### [Problem description]
Using the data below, copy every line that contains the word "JSON".

### [Exercise materials]
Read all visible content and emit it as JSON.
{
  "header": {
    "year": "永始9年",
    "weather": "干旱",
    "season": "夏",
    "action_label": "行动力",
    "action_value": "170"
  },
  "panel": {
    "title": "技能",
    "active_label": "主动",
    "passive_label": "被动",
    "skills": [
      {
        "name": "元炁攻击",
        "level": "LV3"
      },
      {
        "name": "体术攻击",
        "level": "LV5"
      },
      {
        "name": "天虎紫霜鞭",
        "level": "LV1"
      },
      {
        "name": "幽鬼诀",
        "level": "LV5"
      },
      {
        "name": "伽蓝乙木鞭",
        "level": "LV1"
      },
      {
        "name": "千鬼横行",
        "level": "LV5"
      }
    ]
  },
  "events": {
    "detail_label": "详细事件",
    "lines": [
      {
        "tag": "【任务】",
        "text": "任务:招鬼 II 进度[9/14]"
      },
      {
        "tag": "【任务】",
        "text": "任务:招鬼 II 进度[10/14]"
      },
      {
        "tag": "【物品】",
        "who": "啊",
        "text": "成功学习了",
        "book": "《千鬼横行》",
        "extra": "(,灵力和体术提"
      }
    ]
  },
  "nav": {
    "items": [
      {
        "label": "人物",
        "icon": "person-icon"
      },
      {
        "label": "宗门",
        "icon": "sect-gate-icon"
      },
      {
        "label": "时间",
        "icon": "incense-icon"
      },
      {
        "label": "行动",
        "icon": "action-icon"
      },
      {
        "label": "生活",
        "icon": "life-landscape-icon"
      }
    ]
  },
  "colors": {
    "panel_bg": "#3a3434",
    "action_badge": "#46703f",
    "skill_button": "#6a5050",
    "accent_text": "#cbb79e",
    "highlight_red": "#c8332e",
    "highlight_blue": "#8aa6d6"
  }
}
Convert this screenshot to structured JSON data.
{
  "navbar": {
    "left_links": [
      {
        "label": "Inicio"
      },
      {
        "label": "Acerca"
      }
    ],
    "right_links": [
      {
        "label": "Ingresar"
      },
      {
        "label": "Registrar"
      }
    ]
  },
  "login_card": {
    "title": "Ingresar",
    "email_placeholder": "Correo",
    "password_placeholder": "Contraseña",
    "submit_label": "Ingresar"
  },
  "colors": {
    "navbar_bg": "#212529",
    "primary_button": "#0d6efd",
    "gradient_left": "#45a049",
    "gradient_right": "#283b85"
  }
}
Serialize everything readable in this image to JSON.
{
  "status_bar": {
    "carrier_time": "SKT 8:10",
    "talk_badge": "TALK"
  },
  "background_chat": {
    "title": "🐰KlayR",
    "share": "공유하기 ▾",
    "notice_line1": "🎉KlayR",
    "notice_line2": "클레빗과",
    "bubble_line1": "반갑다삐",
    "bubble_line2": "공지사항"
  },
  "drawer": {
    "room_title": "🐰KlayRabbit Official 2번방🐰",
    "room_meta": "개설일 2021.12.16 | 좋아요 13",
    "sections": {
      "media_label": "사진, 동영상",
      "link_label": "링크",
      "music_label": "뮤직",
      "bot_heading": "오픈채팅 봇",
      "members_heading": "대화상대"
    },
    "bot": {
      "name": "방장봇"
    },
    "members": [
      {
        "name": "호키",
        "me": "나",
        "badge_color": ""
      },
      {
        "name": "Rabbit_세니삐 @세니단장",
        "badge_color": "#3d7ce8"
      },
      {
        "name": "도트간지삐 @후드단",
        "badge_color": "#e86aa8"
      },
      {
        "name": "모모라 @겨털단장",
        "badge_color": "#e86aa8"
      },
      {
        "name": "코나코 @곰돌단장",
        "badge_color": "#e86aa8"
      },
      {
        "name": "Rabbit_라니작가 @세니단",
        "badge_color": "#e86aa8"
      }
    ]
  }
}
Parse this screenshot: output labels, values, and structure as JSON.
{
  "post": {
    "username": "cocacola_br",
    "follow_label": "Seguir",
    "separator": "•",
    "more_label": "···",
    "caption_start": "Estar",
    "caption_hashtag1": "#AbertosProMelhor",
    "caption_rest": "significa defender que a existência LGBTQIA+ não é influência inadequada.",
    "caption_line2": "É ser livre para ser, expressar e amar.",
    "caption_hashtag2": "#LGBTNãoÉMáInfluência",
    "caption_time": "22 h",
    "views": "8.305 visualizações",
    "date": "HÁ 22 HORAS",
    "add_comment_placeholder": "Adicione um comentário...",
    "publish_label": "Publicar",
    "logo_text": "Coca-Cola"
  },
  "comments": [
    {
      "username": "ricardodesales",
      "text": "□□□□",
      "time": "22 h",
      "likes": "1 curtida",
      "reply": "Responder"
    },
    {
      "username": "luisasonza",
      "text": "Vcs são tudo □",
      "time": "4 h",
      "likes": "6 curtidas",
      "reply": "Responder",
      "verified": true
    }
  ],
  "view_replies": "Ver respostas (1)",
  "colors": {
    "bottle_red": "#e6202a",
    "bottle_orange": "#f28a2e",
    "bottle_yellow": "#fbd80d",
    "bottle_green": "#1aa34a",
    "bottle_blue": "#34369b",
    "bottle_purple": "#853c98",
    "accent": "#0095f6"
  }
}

### [Reply]
Read all visible content and emit it as JSON.
Convert this screenshot to structured JSON data.
Serialize everything readable in this image to JSON.
Parse this screenshot: output labels, values, and structure as JSON.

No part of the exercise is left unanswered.